> **Exercise directions**:
Every entry, from first to last, must be written out exactly.
---------- Provided data
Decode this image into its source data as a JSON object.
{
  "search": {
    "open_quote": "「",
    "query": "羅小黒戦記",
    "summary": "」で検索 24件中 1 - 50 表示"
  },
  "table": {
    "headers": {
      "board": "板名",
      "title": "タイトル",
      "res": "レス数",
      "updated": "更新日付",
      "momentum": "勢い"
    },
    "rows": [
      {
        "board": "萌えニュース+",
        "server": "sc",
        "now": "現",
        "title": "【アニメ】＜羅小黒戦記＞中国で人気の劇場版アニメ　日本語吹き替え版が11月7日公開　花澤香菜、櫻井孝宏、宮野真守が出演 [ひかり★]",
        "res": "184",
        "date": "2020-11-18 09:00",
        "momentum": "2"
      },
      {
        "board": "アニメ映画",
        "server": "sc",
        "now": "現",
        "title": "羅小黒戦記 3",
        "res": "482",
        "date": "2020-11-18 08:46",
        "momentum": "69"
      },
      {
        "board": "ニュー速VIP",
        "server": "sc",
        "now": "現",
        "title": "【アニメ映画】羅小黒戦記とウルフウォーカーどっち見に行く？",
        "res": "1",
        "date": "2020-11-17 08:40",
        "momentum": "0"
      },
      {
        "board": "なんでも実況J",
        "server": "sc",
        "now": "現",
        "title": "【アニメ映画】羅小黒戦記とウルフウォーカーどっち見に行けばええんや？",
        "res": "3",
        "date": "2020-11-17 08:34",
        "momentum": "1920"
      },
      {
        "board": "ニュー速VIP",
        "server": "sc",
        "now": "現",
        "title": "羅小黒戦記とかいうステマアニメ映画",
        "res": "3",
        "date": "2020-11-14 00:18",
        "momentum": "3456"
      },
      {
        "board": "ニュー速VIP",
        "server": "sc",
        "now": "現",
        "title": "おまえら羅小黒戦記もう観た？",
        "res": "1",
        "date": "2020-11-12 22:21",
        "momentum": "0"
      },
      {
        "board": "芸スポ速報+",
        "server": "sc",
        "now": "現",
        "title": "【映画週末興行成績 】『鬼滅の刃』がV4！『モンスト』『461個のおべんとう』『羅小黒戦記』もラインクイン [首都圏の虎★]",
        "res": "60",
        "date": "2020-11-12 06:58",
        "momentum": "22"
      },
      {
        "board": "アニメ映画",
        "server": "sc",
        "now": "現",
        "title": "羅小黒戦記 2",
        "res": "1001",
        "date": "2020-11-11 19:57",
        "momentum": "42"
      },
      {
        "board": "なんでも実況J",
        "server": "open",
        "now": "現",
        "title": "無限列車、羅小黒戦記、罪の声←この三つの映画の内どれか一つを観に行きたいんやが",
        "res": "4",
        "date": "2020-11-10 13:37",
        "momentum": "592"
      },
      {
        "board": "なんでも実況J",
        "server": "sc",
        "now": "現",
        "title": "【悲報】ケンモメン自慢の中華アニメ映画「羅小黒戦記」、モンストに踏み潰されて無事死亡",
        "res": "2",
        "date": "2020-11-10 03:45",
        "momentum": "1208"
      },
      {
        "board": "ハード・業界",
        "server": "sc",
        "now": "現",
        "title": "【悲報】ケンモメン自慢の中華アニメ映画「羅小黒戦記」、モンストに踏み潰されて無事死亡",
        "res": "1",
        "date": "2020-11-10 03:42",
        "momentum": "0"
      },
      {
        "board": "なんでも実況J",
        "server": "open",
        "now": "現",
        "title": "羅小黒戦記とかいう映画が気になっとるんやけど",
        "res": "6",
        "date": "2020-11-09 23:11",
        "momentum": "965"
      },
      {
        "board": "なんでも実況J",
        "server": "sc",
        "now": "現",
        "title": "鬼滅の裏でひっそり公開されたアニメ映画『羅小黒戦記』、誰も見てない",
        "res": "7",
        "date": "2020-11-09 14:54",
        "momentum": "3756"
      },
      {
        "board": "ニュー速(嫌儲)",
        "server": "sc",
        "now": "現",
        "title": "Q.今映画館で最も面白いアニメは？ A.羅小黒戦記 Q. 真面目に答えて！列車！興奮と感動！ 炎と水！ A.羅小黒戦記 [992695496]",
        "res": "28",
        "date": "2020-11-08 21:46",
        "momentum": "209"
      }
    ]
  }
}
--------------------
> **Response for this exercise**:
Decode this image into its source data as a JSON object.
{
  "search": {
    "open_quote": "「",
    "query": "羅小黒戦記",
    "summary": "」で検索 24件中 1 - 50 表示"
  },
  "table": {
    "headers": {
      "board": "板名",
      "title": "タイトル",
      "res": "レス数",
      "updated": "更新日付",
      "momentum": "勢い"
    },
    "rows": [
      {
        "board": "萌えニュース+",
        "server": "sc",
        "now": "現",
        "title": "【アニメ】＜羅小黒戦記＞中国で人気の劇場版アニメ　日本語吹き替え版が11月7日公開　花澤香菜、櫻井孝宏、宮野真守が出演 [ひかり★]",
        "res": "184",
        "date": "2020-11-18 09:00",
        "momentum": "2"
      },
      {
        "board": "アニメ映画",
        "server": "sc",
        "now": "現",
        "title": "羅小黒戦記 3",
        "res": "482",
        "date": "2020-11-18 08:46",
        "momentum": "69"
      },
      {
        "board": "ニュー速VIP",
        "server": "sc",
        "now": "現",
        "title": "【アニメ映画】羅小黒戦記とウルフウォーカーどっち見に行く？",
        "res": "1",
        "date": "2020-11-17 08:40",
        "momentum": "0"
      },
      {
        "board": "なんでも実況J",
        "server": "sc",
        "now": "現",
        "title": "【アニメ映画】羅小黒戦記とウルフウォーカーどっち見に行けばええんや？",
        "res": "3",
        "date": "2020-11-17 08:34",
        "momentum": "1920"
      },
      {
        "board": "ニュー速VIP",
        "server": "sc",
        "now": "現",
        "title": "羅小黒戦記とかいうステマアニメ映画",
        "res": "3",
        "date": "2020-11-14 00:18",
        "momentum": "3456"
      },
      {
        "board": "ニュー速VIP",
        "server": "sc",
        "now": "現",
        "title": "おまえら羅小黒戦記もう観た？",
        "res": "1",
        "date": "2020-11-12 22:21",
        "momentum": "0"
      },
      {
        "board": "芸スポ速報+",
        "server": "sc",
        "now": "現",
        "title": "【映画週末興行成績 】『鬼滅の刃』がV4！『モンスト』『461個のおべんとう』『羅小黒戦記』もラインクイン [首都圏の虎★]",
        "res": "60",
        "date": "2020-11-12 06:58",
        "momentum": "22"
      },
      {
        "board": "アニメ映画",
        "server": "sc",
        "now": "現",
        "title": "羅小黒戦記 2",
        "res": "1001",
        "date": "2020-11-11 19:57",
        "momentum": "42"
      },
      {
        "board": "なんでも実況J",
        "server": "open",
        "now": "現",
        "title": "無限列車、羅小黒戦記、罪の声←この三つの映画の内どれか一つを観に行きたいんやが",
        "res": "4",
        "date": "2020-11-10 13:37",
        "momentum": "592"
      },
      {
        "board": "なんでも実況J",
        "server": "sc",
        "now": "現",
        "title": "【悲報】ケンモメン自慢の中華アニメ映画「羅小黒戦記」、モンストに踏み潰されて無事死亡",
        "res": "2",
        "date": "2020-11-10 03:45",
        "momentum": "1208"
      },
      {
        "board": "ハード・業界",
        "server": "sc",
        "now": "現",
        "title": "【悲報】ケンモメン自慢の中華アニメ映画「羅小黒戦記」、モンストに踏み潰されて無事死亡",
        "res": "1",
        "date": "2020-11-10 03:42",
        "momentum": "0"
      },
      {
        "board": "なんでも実況J",
        "server": "open",
        "now": "現",
        "title": "羅小黒戦記とかいう映画が気になっとるんやけど",
        "res": "6",
        "date": "2020-11-09 23:11",
        "momentum": "965"
      },
      {
        "board": "なんでも実況J",
        "server": "sc",
        "now": "現",
        "title": "鬼滅の裏でひっそり公開されたアニメ映画『羅小黒戦記』、誰も見てない",
        "res": "7",
        "date": "2020-11-09 14:54",
        "momentum": "3756"
      },
      {
        "board": "ニュー速(嫌儲)",
        "server": "sc",
        "now": "現",
        "title": "Q.今映画館で最も面白いアニメは？ A.羅小黒戦記 Q. 真面目に答えて！列車！興奮と感動！ 炎と水！ A.羅小黒戦記 [992695496]",
        "res": "28",
        "date": "2020-11-08 21:46",
        "momentum": "209"
      }
    ]
  }
}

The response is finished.